Children milling about giggling happily, lots of sweets to eat, brightly lit jack-o-lanterns, and visitors stopping by all evening long—to people (and kids, especially) Halloween can be a fun time of year. But to your family's dog, those same conditions can create a very different atmosphere: one of anxiety and alienation. To your dog, this special night is clearly not normal, and how he reacts to these unusual circumstances may depend on how well you prep him.
Here are a few Halloween safety tips that can help assure a pleasant and incident-free night in which all the scary stuff is in the name of good fun for everyone, including your dog:
- Exercise your dog before party guests and trick-or-treaters are expected to arrive. After 30 minutes of walking or playing, most dogs will be more relaxed or ready to take a nap. And, as every dog owner knows, a tired dog is a well-behaved dog.
- Give him some space. If the arrival of party guests makes your dog excitable, give him a break in his crate or in a quiet room with a familiar doggie bed or blanket. Allow your pooch to join the festivities after the initial commotion has subsided.
- Provide "door bell" training. Train your dog to sit quietly near the front door when the doorbell rings. Practice every day to reinforce the behavior. A dog that barks and jumps up on guests is usually not appreciated. And, because this is Halloween, you can expect the doorbell to be ringing quite a lot.
- Distract your dog with new toys. Just before your party guests arrive and the skeletons, devils, pirates, and princesses start ringing your doorbell, give your dog some fun new toys to play with. Long-lasting chew toys are nearly indestructible and will keep him occupied for a long period.
- Never leave your dog alone with small children. No matter how much you trust your dog, make sure an adult is always in the room when small children visit your home. And remember, even a child that your dog knows well can appear strange and threatening when dressed in a Halloween costume.
- Be strict with holiday sweets. Avoid giving your dog Halloween candy, cookies, cakes, and chocolate. These sweets can trigger life-threatening illnesses in dogs. Don't overdo the dog treats either. There's nothing festive about a dog that has diarrhea.
- Keep an eye on candles. Lighted candles may make jack-o-lanterns glow radiantly, but they should never be left unattended—especially if they're at your dog's eye level. A wagging tail or a swat of a paw, and candles and hot wax can quickly become disastrous.

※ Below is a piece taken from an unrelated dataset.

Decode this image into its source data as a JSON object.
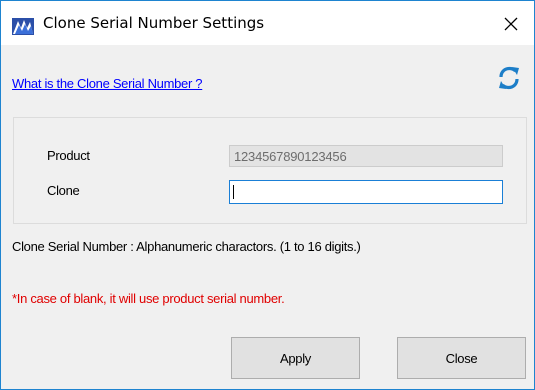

By following these simple tips, the "boos" in your Halloween will lead to smiles and laughter rather than worries about your dog's safety, comfort, and anxiety.